By Emily Christensen | Submitted photo

Amber Pugh didn’t have any connection to Wartburg College when she picked up the phone more than five years ago and called the school’s education department. Her son, Kiefer, had just been diagnosed with dyslexia. Pugh had researched ways to help him learn to read and had landed on the Barton Reading & Spelling System.

But she needed someone else to help teach him.

“We are just too much alike,” Pugh said of her son, who is now in seventh grade and in the talented and gifted program at Waverly-Shell Rock Middle School. “I knew we had to have some great resources at Wartburg, so I made the call.”

Dr. Kelly Faga, associate professor of education at Wartburg, answered. She wasn’t confident she could find a student staying in town through the summer months, but she knew she had one strong lead — her daughter, Maddy ’18, then a sophomore majoring in education. Maddy already was working a couple of jobs but agreed to take on another. Though she knew working with Kiefer would be beneficial as she transitioned from college to her own classroom, she had no idea just how important the work or her relationship with Kiefer would be.

Maddy Faga ’18 poses with her arm around and Kiefer Pugh
Dyslexia fast facts for web

“Kief is probably one of my favorite humans on the planet. I tutored him that whole summer, and then Amber was able to get it so I could work with him one hour every day during the school day at St. Paul’s Lutheran School,” she said. “He was always so capable of learning how to read, he just needed someone to teach him differently. He is such a hard worker.”

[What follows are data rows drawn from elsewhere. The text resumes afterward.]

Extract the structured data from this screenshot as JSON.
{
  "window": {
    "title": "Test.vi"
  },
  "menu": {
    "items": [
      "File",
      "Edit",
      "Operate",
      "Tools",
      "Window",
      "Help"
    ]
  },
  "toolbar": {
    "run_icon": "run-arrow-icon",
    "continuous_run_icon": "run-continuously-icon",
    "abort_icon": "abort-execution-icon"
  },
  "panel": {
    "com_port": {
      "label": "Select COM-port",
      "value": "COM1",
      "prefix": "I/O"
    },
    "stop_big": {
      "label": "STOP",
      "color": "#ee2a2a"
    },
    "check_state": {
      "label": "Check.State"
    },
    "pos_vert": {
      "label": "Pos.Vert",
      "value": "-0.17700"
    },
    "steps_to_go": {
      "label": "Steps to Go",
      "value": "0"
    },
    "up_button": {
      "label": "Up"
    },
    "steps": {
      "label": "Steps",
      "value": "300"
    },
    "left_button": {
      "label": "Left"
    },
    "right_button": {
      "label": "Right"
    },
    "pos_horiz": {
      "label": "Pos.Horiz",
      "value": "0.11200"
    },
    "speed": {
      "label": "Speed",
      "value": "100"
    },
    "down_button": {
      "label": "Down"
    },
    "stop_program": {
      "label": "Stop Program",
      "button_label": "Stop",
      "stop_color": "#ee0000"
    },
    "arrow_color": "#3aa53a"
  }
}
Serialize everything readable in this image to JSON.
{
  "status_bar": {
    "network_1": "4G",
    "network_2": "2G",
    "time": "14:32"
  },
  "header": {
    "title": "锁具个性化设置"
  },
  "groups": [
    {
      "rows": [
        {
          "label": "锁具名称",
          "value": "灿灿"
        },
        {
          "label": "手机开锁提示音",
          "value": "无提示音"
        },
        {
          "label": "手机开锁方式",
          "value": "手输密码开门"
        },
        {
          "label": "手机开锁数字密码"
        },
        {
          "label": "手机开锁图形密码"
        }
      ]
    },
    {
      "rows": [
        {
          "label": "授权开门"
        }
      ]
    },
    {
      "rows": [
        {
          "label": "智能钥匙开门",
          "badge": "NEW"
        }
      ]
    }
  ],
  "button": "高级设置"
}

The Barton system uses the alphabetic principle to teach reading and spelling by teaching concepts from the simplest to the most complex. Each new skill builds on previous skills learned, and the systematic approach doesn’t leave any learning gaps.

“It’s very scripted and great for kids like Kief who are struggling to learn to read in the traditional way. The whole first box focused only on letter sounds. Then in the second box we finally got the letter tiles to start building words,” she said. “The whole system is about being able to listen to the words, break up the words, and then spell the words. We got through the first book pretty quickly, so I figured it wouldn’t take us too long, but each book got bigger and bigger. I learned so much while I was teaching him. Even things like how vowels and consonants can be opened or closed. I don’t remember learning that in school.”

By the end, the two were learning about the influences of foreign languages on English and the Greek and Latin roots of words.

With each new box costing $300 or more, many families will sell one box (resale is always high) to help offset the cost of the next. Pugh, recognizing that the cost is a hardship for many families, opted instead to gift her Barton collection, valued at about $3,400, to Wartburg.

“I knew that would be the best thing for our community. I wanted to find a way to get these resources in the hands of students who had been identified, but otherwise wouldn’t have access to the tools they needed, since this isn’t used to teach reading in schools,” Pugh said.

The 10 boxes are available for Wartburg students to check out while they tutor a student. The college also is working with St. Paul’s Lutheran School in Waverly to identify students who may benefit from the additional intervention so they can be paired with a Wartburg student who can take them through the Barton system. Pugh also is a regular guest in one of Kelly Faga’s Wartburg classes, where she talks from personal experience about signs the pre-service teachers can watch for to let them know a student is struggling.

Maddy Faga said that even though she doesn’t use the entire Barton system in her class (she teaches fourth grade at Grant Ragan Elementary in Waukee), she has taken some tips and tricks from her tutoring days to help all readers better understand how to read and spell unknown words.

“Working with Kiefer added so much to my education. It was almost like another class for me,” she said. “If another student can get that gift because of Amber’s generosity, then that is amazing. And Kiefer taught me how to be a better teacher. He would get so frustrated when a word wasn’t following a rule, and we had to work through that together. Now I can use those techniques in my classroom.”